using the inner axle shaft. In the above picture, I have positioned the
cross into the yoke ears of the inner shaft. I have also started one of
the two remaining bearing caps into the yoke ear.
Once again, properly position the screw of the u-joint press on
the center of the bearing cap and apply pressure. The cap will push into
the yoke ear just as it did before.
After the cap is pushed into place (remember, I push mine just a
bit further than the need to be), take a new C clip and install it in the groove
on the bearing cap. Make sure the C clip fits properly in the
groove. You don't want to loose one of these on the trail, as it can cause
the bearing cap to become loose and if this happens, the u-joint will surely

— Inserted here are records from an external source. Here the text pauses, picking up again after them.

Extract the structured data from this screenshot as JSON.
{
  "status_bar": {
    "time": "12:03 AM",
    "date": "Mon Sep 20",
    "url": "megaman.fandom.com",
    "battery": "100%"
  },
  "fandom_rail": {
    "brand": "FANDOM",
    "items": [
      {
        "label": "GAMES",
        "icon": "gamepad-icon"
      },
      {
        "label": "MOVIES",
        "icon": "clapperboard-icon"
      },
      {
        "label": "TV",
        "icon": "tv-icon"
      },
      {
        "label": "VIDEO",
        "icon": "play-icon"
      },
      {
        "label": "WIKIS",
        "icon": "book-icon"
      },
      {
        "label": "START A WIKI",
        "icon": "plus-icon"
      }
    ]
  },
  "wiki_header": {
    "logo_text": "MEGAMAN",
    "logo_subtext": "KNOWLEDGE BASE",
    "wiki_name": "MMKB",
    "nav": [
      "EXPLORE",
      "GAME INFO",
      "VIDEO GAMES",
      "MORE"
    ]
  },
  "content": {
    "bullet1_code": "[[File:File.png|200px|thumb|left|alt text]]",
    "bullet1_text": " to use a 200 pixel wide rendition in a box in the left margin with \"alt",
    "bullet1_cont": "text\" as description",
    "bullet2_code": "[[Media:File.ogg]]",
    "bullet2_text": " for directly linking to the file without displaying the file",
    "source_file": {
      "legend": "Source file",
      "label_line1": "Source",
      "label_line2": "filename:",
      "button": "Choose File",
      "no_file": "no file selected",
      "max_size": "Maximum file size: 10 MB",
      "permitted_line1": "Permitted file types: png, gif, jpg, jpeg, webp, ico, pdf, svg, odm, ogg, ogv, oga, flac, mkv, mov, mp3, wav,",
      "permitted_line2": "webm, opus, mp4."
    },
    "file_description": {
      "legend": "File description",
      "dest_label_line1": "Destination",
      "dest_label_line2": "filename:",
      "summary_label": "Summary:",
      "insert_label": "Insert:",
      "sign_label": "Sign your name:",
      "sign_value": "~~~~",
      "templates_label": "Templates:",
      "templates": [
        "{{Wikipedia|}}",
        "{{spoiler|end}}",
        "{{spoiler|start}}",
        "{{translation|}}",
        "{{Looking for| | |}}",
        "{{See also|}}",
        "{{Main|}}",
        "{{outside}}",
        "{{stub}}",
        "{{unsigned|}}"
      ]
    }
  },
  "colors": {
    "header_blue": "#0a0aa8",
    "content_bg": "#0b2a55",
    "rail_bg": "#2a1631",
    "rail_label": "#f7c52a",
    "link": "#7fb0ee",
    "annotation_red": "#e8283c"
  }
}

fail. After the clip is in place, install the remaining bearing cap and
then install its C clip as well. As this point, you will have a fully
The u-joint I used (Napa 377 Extra Strength) comes with a screw
in needle grease fitting. It is screwed into place with a flat blade
screwdriver. Some folks don't like greasable u-joints while others
do. Me? Well, I am still trying to figure out which one is
best. For now, I am pretty sure that these trail spare axle shafts will
get me off of the trail before the u-joint fails because of a grease channel.
OK....that is all there is to it. Here is one completely
From here, they get wrapped in that heavy duty shipping wrap (that industrial strength Saran Wrap) and put in the Jeep. With luck, I'll never use them. But, if I do manage to take out a u-joint, I know I have a properly assembled spare shaft that will do the job. And hey....don't forget to get yourself one of those handy Harbor Freight u-joint presses. I tell you, they make this kind of job so easy to do!
4x4 Off-Road Homestead Firearms RC Flying